I emphasize that this is not the same as assuming that all of reality is within time, or that time “flows” in some metaphysical sense, or that it changes in the same way at evey place, or so on. All that is being assumed is how time relates to each agent – each agent must function within (its own?) time.

4. Input Channel: The application of rationality by each agent (‘scientist’) requires that it have an input channel, receiving more and more inputs as time progresses.

5. Reliable Memory: As processing (for finite agents) takes time, one automatically needs a memory to process even a single experience. One also needs a memory, however, to analyze patterns in time. And to receive information with content exceeding the input channel’s bandwidth. A perfect memory isn’t required – just a sufficiently good one.

6. Reliable Inputs: The input one gets should reflect some part of reality, or else it cannot be used to analyze it. Similar types of events should lead to similar experiences.

This does not presume that the sense-impressions we have are accurate reflections of reality. It doesn’t even persume spatiality. The things one’s input corresponds to at different times define what the agent’s “environment” is – the environment are those things that the input “represents”.

7. Reliable Rationality: The agent’s reasoning should approach that or an ideal rational agent to a degree that will allow him to pursue the rational analysis of his inputs.

These are, as far as I can see, all the things that need to be in-place for agents to start doing science. There are two more things, however, that are required for science to work well.

I. Order. Science works to the extent that patterns exist. It works best in a reality that has uniform simple patterns, so that inferrences from part of it and in the past would hold true in different parts and in the future, and that these patterns would be easy to discover. In other words, science works best if there are simple universal uniform laws of nature.

But science does not presuppose such uniformity. Rationality requires belief in the simplest, most uniform construction that fits the data so far – but this is not that same as presupposing that such a structure exists. Contra Gauch, instead of presupposing Order science hypothesizes it.

II. Causality. Experiments definitely do require causality, as do lots of scientific models and explanations. But causality is merely one type of pattern within reality, one kind of structure to be inferred. One could in principle infer that there are no causal structures except those presupposed above. That would be extremely odd, surely, but that’s a different matter.

If it wasn’t for this leeway, science would never have discovered quantum mechanics. In QM science inferred non-causal patterns in existence.

To this list one can add numerous secondary assumptions and heuristics, like the Copernican principle, General Covariance, or so on. But these are all secondary “theories” and ideas, not the fundamental core of science. In my opinion.

So, by my reckoning science does not presume that the world is orderly. It hopes that it is, and will succeed to the extent that it is, but that is not the same thing. Likewise, science does not presume the world is comprehensible. It hopes that it is, and will succeed to the extent that it is easy to comprehend the world, but that is not the same thing.

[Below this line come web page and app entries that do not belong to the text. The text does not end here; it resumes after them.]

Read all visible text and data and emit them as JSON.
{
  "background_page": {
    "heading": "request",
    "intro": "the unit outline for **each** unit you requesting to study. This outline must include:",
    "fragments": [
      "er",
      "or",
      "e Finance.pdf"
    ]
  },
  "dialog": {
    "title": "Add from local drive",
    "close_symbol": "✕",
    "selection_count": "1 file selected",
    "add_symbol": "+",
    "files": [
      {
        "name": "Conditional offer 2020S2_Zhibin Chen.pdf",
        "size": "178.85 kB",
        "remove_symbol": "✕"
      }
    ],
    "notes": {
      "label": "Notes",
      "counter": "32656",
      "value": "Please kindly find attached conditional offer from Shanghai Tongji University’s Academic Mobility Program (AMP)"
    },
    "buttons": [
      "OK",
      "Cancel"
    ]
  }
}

Science similarly doesn’t assume that causality holds, or that time flows, or any such metaphysical principles – except to the extent that its presuppositions assume the limited applicability of such concepts to the agent’s own mental processing and interactions with the environment. The belief that such concepts extend to beyond these presumptions is (at most) a rational belief inferred by science, not presupposed by it.